At first I thought she was talking about people who say “Told you it was a mistake to have Crystal in your lives,” (which no one has said). But she continues thoughtfully with:

So I wondered if something similar may turn the heat up a little higher on you when these questions begin. And maybe cause you to read more into it than Tessa may have meant; maybe in this case it really WAS about the purse and keys. Maybe it’s about wanting to feel grown-up.

Me, have my own agenda and need validation?! Oh, that damn ego again. No matter what happens, there I am having to deal with me.

So maybe, as my friend says, Tessa really just wants to carry my purse and keys and phone (don’t suggest giving her old ones — we’ve tried that and they must not be “me” enough for her because she still comes after my real ones.)

Maybe lipstick is just lipstick. Reframe the tangle as a parenting issue, not an adoption issue.


Maybe this is a problem with Open Adoption (not that I would throw out the proverbial baby with the bathwater). Tessa has enough information on how her life would otherwise have been to build an idyllic picture in her head about it. She can see the grass on the other side of the fence, but it will never be her yard. Yet her older bio-brother gets to play there all the time.

I am still wondering about a day at Crystal’s or even a sleepover. Would either help to resolve the issue for Tessa, or would it exacerbate it? Would it help her to see that the grass isn’t greener? Or just intensify a longing for that yard?

Someday I will know these answers…I’m thinking in about 16 years.
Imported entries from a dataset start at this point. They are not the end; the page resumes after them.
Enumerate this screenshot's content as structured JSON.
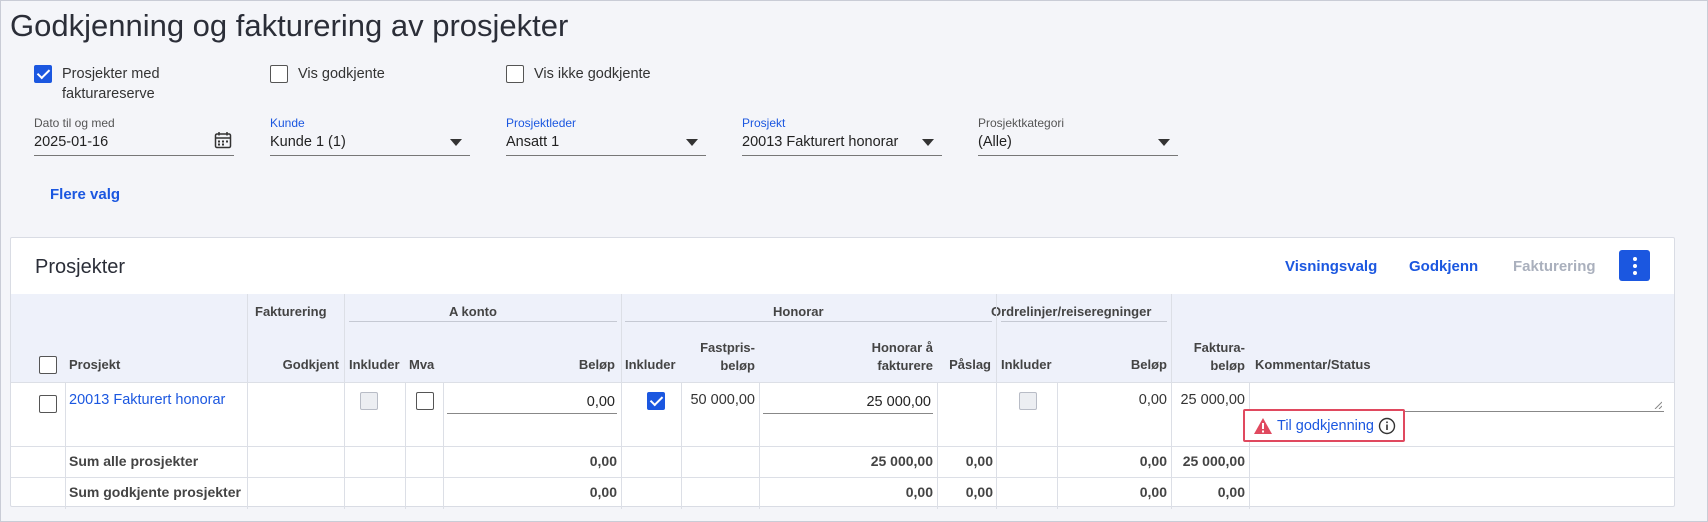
{
  "page": {
    "title": "Godkjenning og fakturering av prosjekter"
  },
  "filters": {
    "checkboxes": [
      {
        "label_line1": "Prosjekter med",
        "label_line2": "fakturareserve",
        "checked": true
      },
      {
        "label": "Vis godkjente",
        "checked": false
      },
      {
        "label": "Vis ikke godkjente",
        "checked": false
      }
    ],
    "date": {
      "label": "Dato til og med",
      "value": "2025-01-16",
      "icon": "calendar-icon"
    },
    "customer": {
      "label": "Kunde",
      "value": "Kunde 1 (1)"
    },
    "project_manager": {
      "label": "Prosjektleder",
      "value": "Ansatt 1"
    },
    "project": {
      "label": "Prosjekt",
      "value": "20013 Fakturert honorar"
    },
    "category": {
      "label": "Prosjektkategori",
      "value": "(Alle)"
    },
    "more_options": "Flere valg"
  },
  "card": {
    "title": "Prosjekter",
    "actions": {
      "view_options": "Visningsvalg",
      "approve": "Godkjenn",
      "invoicing": "Fakturering"
    },
    "more_icon": "more-vertical-icon"
  },
  "table": {
    "groups": {
      "fakturering": "Fakturering",
      "a_konto": "A konto",
      "honorar": "Honorar",
      "ordrelinjer": "Ordrelinjer/reiseregninger"
    },
    "columns": {
      "prosjekt": "Prosjekt",
      "godkjent": "Godkjent",
      "inkluder": "Inkluder",
      "mva": "Mva",
      "belop": "Beløp",
      "hon_inkluder": "Inkluder",
      "fastpris_1": "Fastpris-",
      "fastpris_2": "beløp",
      "hon_fakt_1": "Honorar å",
      "hon_fakt_2": "fakturere",
      "paslag": "Påslag",
      "ord_inkluder": "Inkluder",
      "ord_belop": "Beløp",
      "faktura_1": "Faktura-",
      "faktura_2": "beløp",
      "kommentar": "Kommentar/Status"
    },
    "row": {
      "project": "20013 Fakturert honorar",
      "a_konto_amount": "0,00",
      "honorar_included": true,
      "fastpris": "50 000,00",
      "honorar_fakturere": "25 000,00",
      "ord_belop": "0,00",
      "faktura_belop": "25 000,00",
      "status": "Til godkjenning",
      "status_icon": "warning-icon",
      "info_icon": "info-icon"
    },
    "sum_all": {
      "label": "Sum alle prosjekter",
      "a_konto": "0,00",
      "honorar": "25 000,00",
      "paslag": "0,00",
      "ord": "0,00",
      "faktura": "25 000,00"
    },
    "sum_approved": {
      "label": "Sum godkjente prosjekter",
      "a_konto": "0,00",
      "honorar": "0,00",
      "paslag": "0,00",
      "ord": "0,00",
      "faktura": "0,00"
    }
  },
  "colors": {
    "accent": "#1b57e0",
    "warning": "#e0495f",
    "header_bg": "#eef1fa"
  }
}
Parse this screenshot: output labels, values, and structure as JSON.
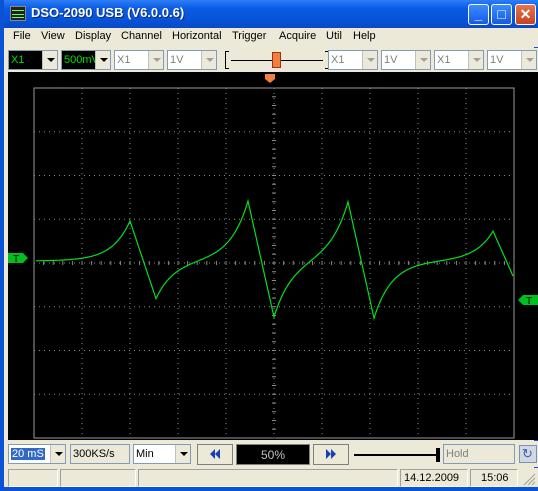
{
  "window": {
    "title": "DSO-2090 USB (V6.0.0.6)"
  },
  "menu": [
    "File",
    "View",
    "Display",
    "Channel",
    "Horizontal",
    "Trigger",
    "Acquire",
    "Util",
    "Help"
  ],
  "toolbar": {
    "ch1_probe": "X1",
    "ch1_voltdiv": "500mV",
    "ch2_probe": "X1",
    "ch2_voltdiv": "1V",
    "ch3_probe": "X1",
    "ch3_voltdiv": "1V",
    "ch4_probe": "X1",
    "ch4_voltdiv": "1V"
  },
  "scope": {
    "trace_color": "#00e020",
    "grid_color": "#8a8a8a",
    "left_marker": "T",
    "right_marker": "T",
    "trigger_level_marker_color": "#00c020",
    "trigger_position_marker_color": "#f08040"
  },
  "controls": {
    "timebase": "20 mS",
    "sample_rate": "300KS/s",
    "acq_mode": "Min",
    "position": "50%",
    "hold_label": "Hold"
  },
  "status": {
    "date": "14.12.2009",
    "time": "15:06"
  }
}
For now I just try to lead with my heart and be aware of my ego’s motives.